The Florida senator took to Twitter on Friday to denounce CNN for something that the outlet didn't say.
Sen. Marco Rubio (R-FL) on Friday criticized a CNN segment that he claimed likened all Trump supporters to Nazis — but CNN never said that.
Rubio reposted a clip from this week to Twitter, in which CNN anchor Christiane Amanpour offered a moment of remembrance for the 82-year-anniversary of Kristallnacht, a devastating organized attack during which Nazis burned and destroyed Jewish institutions and places of worship in Germany and murdered 91 Jews.
"A glimpse of what so many of the people who control large corporations, the media and Hollywood really think," wrote Rubio in a tweet accompanying the video. "That the over 72 million Americans who voted for Trump are supporters of the modern day equivalent of Nazi's."
But in the clip, Amanpour simply said that during their reign of terror, Nazis waged war on "fact, knowledge, history, and truth" — and that there has been an attack during the Trump administration on "those same values."
"After four years of a modern-day assault on those same values by Donald Trump, the Biden-Harris team pledges a return to norms, including the truth," Amanpour observed in the segment.
Donald Trump has indeed accrued quite the track record of assaulting the values Amanpour mentions, and an extensive history of support from far-right white supremacist groups.
Trump has famously praised such groups, most notably in his remarks after the infamous "Unite the Right" rally in Charlottesville, Virginia, where a white nationalist rally turned to violence, killing an innocent bystander in August 2017.
"You had some very fine people on both sides," Trump said of the carnage instigated by white nationalists.
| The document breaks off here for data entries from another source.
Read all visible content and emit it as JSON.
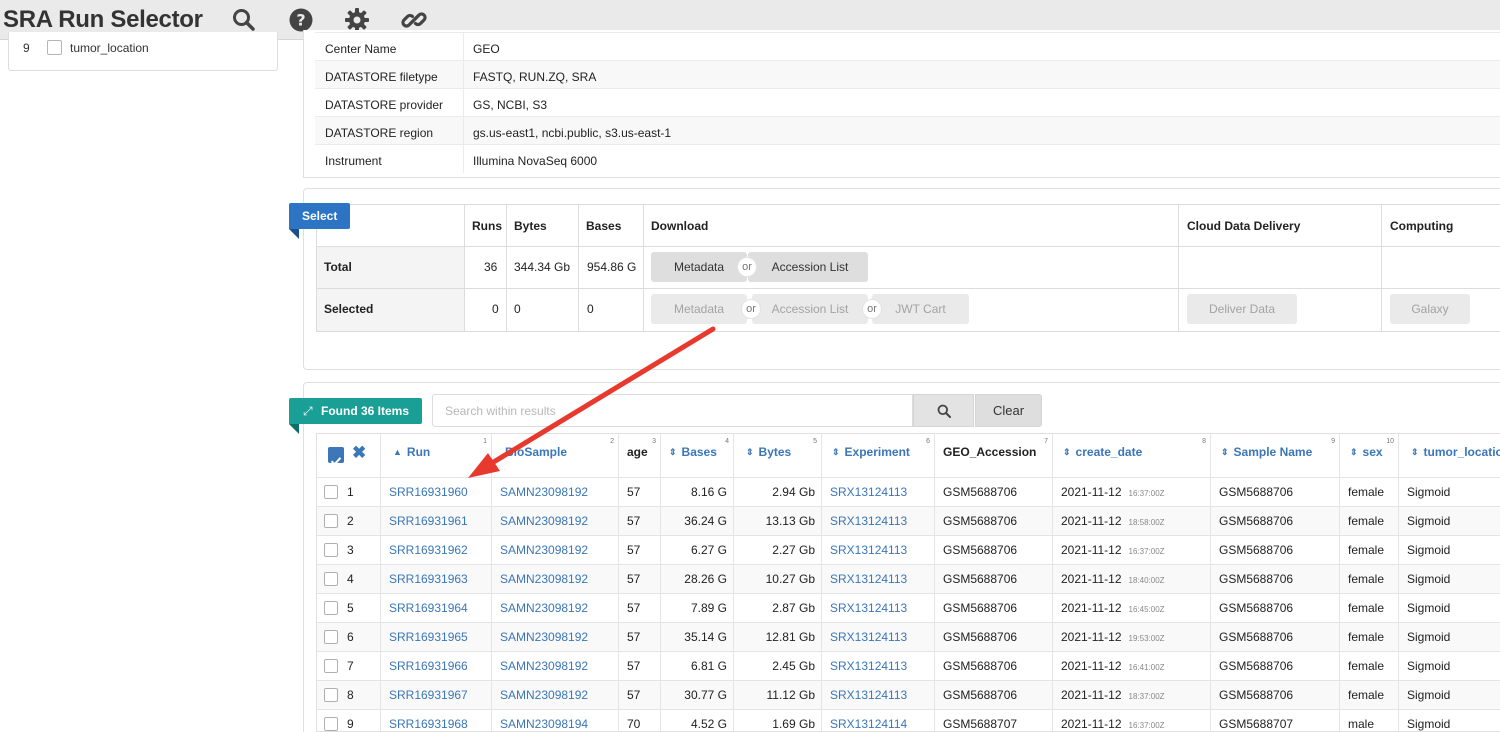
{
  "app": {
    "title": "SRA Run Selector"
  },
  "toolbar": {
    "icons": [
      "search-icon",
      "help-icon",
      "gear-icon",
      "link-icon"
    ]
  },
  "facet": {
    "number": "9",
    "label": "tumor_location"
  },
  "metadata": [
    {
      "key": "Center Name",
      "value": "GEO"
    },
    {
      "key": "DATASTORE filetype",
      "value": "FASTQ, RUN.ZQ, SRA"
    },
    {
      "key": "DATASTORE provider",
      "value": "GS, NCBI, S3"
    },
    {
      "key": "DATASTORE region",
      "value": "gs.us-east1, ncbi.public, s3.us-east-1"
    },
    {
      "key": "Instrument",
      "value": "Illumina NovaSeq 6000"
    }
  ],
  "select": {
    "ribbon": "Select",
    "headers": {
      "runs": "Runs",
      "bytes": "Bytes",
      "bases": "Bases",
      "download": "Download",
      "cloud": "Cloud Data Delivery",
      "computing": "Computing"
    },
    "total": {
      "label": "Total",
      "runs": "36",
      "bytes": "344.34 Gb",
      "bases": "954.86 G",
      "metadata_btn": "Metadata",
      "or": "or",
      "accession_btn": "Accession List"
    },
    "selected": {
      "label": "Selected",
      "runs": "0",
      "bytes": "0",
      "bases": "0",
      "metadata_btn": "Metadata",
      "or": "or",
      "accession_btn": "Accession List",
      "jwt_btn": "JWT Cart",
      "deliver_btn": "Deliver Data",
      "galaxy_btn": "Galaxy"
    }
  },
  "found": {
    "ribbon": "Found 36 Items",
    "search_placeholder": "Search within results",
    "clear_label": "Clear"
  },
  "columns": [
    {
      "label": "Run",
      "index": "1",
      "sort": "▲"
    },
    {
      "label": "BioSample",
      "index": "2",
      "sort": ""
    },
    {
      "label": "age",
      "index": "3",
      "sort": ""
    },
    {
      "label": "Bases",
      "index": "4",
      "sort": "⇕"
    },
    {
      "label": "Bytes",
      "index": "5",
      "sort": "⇕"
    },
    {
      "label": "Experiment",
      "index": "6",
      "sort": "⇕"
    },
    {
      "label": "GEO_Accession",
      "index": "7",
      "sort": ""
    },
    {
      "label": "create_date",
      "index": "8",
      "sort": "⇕"
    },
    {
      "label": "Sample Name",
      "index": "9",
      "sort": "⇕"
    },
    {
      "label": "sex",
      "index": "10",
      "sort": "⇕"
    },
    {
      "label": "tumor_location",
      "index": "",
      "sort": "⇕"
    }
  ],
  "rows": [
    {
      "n": "1",
      "run": "SRR16931960",
      "biosample": "SAMN23098192",
      "age": "57",
      "bases": "8.16 G",
      "bytes": "2.94 Gb",
      "experiment": "SRX13124113",
      "geo": "GSM5688706",
      "date": "2021-11-12",
      "time": "16:37:00Z",
      "sample": "GSM5688706",
      "sex": "female",
      "tumor": "Sigmoid"
    },
    {
      "n": "2",
      "run": "SRR16931961",
      "biosample": "SAMN23098192",
      "age": "57",
      "bases": "36.24 G",
      "bytes": "13.13 Gb",
      "experiment": "SRX13124113",
      "geo": "GSM5688706",
      "date": "2021-11-12",
      "time": "18:58:00Z",
      "sample": "GSM5688706",
      "sex": "female",
      "tumor": "Sigmoid"
    },
    {
      "n": "3",
      "run": "SRR16931962",
      "biosample": "SAMN23098192",
      "age": "57",
      "bases": "6.27 G",
      "bytes": "2.27 Gb",
      "experiment": "SRX13124113",
      "geo": "GSM5688706",
      "date": "2021-11-12",
      "time": "16:37:00Z",
      "sample": "GSM5688706",
      "sex": "female",
      "tumor": "Sigmoid"
    },
    {
      "n": "4",
      "run": "SRR16931963",
      "biosample": "SAMN23098192",
      "age": "57",
      "bases": "28.26 G",
      "bytes": "10.27 Gb",
      "experiment": "SRX13124113",
      "geo": "GSM5688706",
      "date": "2021-11-12",
      "time": "18:40:00Z",
      "sample": "GSM5688706",
      "sex": "female",
      "tumor": "Sigmoid"
    },
    {
      "n": "5",
      "run": "SRR16931964",
      "biosample": "SAMN23098192",
      "age": "57",
      "bases": "7.89 G",
      "bytes": "2.87 Gb",
      "experiment": "SRX13124113",
      "geo": "GSM5688706",
      "date": "2021-11-12",
      "time": "16:45:00Z",
      "sample": "GSM5688706",
      "sex": "female",
      "tumor": "Sigmoid"
    },
    {
      "n": "6",
      "run": "SRR16931965",
      "biosample": "SAMN23098192",
      "age": "57",
      "bases": "35.14 G",
      "bytes": "12.81 Gb",
      "experiment": "SRX13124113",
      "geo": "GSM5688706",
      "date": "2021-11-12",
      "time": "19:53:00Z",
      "sample": "GSM5688706",
      "sex": "female",
      "tumor": "Sigmoid"
    },
    {
      "n": "7",
      "run": "SRR16931966",
      "biosample": "SAMN23098192",
      "age": "57",
      "bases": "6.81 G",
      "bytes": "2.45 Gb",
      "experiment": "SRX13124113",
      "geo": "GSM5688706",
      "date": "2021-11-12",
      "time": "16:41:00Z",
      "sample": "GSM5688706",
      "sex": "female",
      "tumor": "Sigmoid"
    },
    {
      "n": "8",
      "run": "SRR16931967",
      "biosample": "SAMN23098192",
      "age": "57",
      "bases": "30.77 G",
      "bytes": "11.12 Gb",
      "experiment": "SRX13124113",
      "geo": "GSM5688706",
      "date": "2021-11-12",
      "time": "18:37:00Z",
      "sample": "GSM5688706",
      "sex": "female",
      "tumor": "Sigmoid"
    },
    {
      "n": "9",
      "run": "SRR16931968",
      "biosample": "SAMN23098194",
      "age": "70",
      "bases": "4.52 G",
      "bytes": "1.69 Gb",
      "experiment": "SRX13124114",
      "geo": "GSM5688707",
      "date": "2021-11-12",
      "time": "16:37:00Z",
      "sample": "GSM5688707",
      "sex": "male",
      "tumor": "Sigmoid"
    }
  ],
  "colors": {
    "link": "#3a76b8",
    "select_ribbon": "#2d74c4",
    "found_ribbon": "#1a9f96",
    "annotation_arrow": "#e8392e"
  }
}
More recently, in the first presidential debate with President-elect Joe Biden in September, Trump blatantly refused to condemn white supremacists when moderator Chris Wallace asked if he would.
"Proud Boys, stand back and stand by," said Trump, referring to the radical right-wing white nationalist group that numbers itself among Trump's greatest supporters.
He then immediately deflected, blaming "the left" for violence.
"But I'll tell you what, somebody's got to do something about antifa and the left," Trump said.
He also notoriously defended Kyle Rittenhouse, the white teenager who brought his gun to a Black Lives Matter protest in Kenosha, Wisconsin, and shot two of the protesters.
Trump has also backed senior policy adviser Stephen Miller's white nationalist policies, and continued to support Miller even after 100 members of Congress and many civil rights groups called for Miller's dismissal.
He has also promoted racist and xenophobic policies since he took office, campaigning on the promise of building a wall between the United States and Mexico and instituting the unprecedented child separation policy.
Trump has demolished the Obama-era policy of Deferred Action for Childhood Arrivals, or DACA, imperiling the legal immigration status of some 643,000 Dreamers.
In 2017, he implemented a Muslim ban, for years denying travel to the United States to those from predominantly Muslim countries.
Trump also reinstated the "public charge" test, a racist policy with roots in the Chinese Exclusion Act of 1882, during a global pandemic. The policy systematically denies green cards and visas to immigrants in need of public benefits such as Medicaid or food stamps.
His racist and antisemitic rhetoric has been noteworthy both before and during his time in office, referring to Black Americans as "the blacks," calling Mexican immigrants "rapists," and telling Jews, "I'm a negotiator like you people," among countless other examples.
Despite Trump's well-documented legacy of racism and antisemitism, 72 million Americans still voted for him.
Just this week, a white supremacist citing Trump's false election fraud claims was arrested for threatening to kill Democrats and referring to Senate Minority Leader Chuck Schumer as "the Jew from New York."
And back in June, three white supremacists were charged with planning to attack peaceful protesters in Las Vegas with Molotov cocktails.
Experts say the white supremacist threat in the U.S. has never been higher than it is under Trump, but Rubio doesn't want anyone to talk about that.
Published with permission of The American Independent Foundation.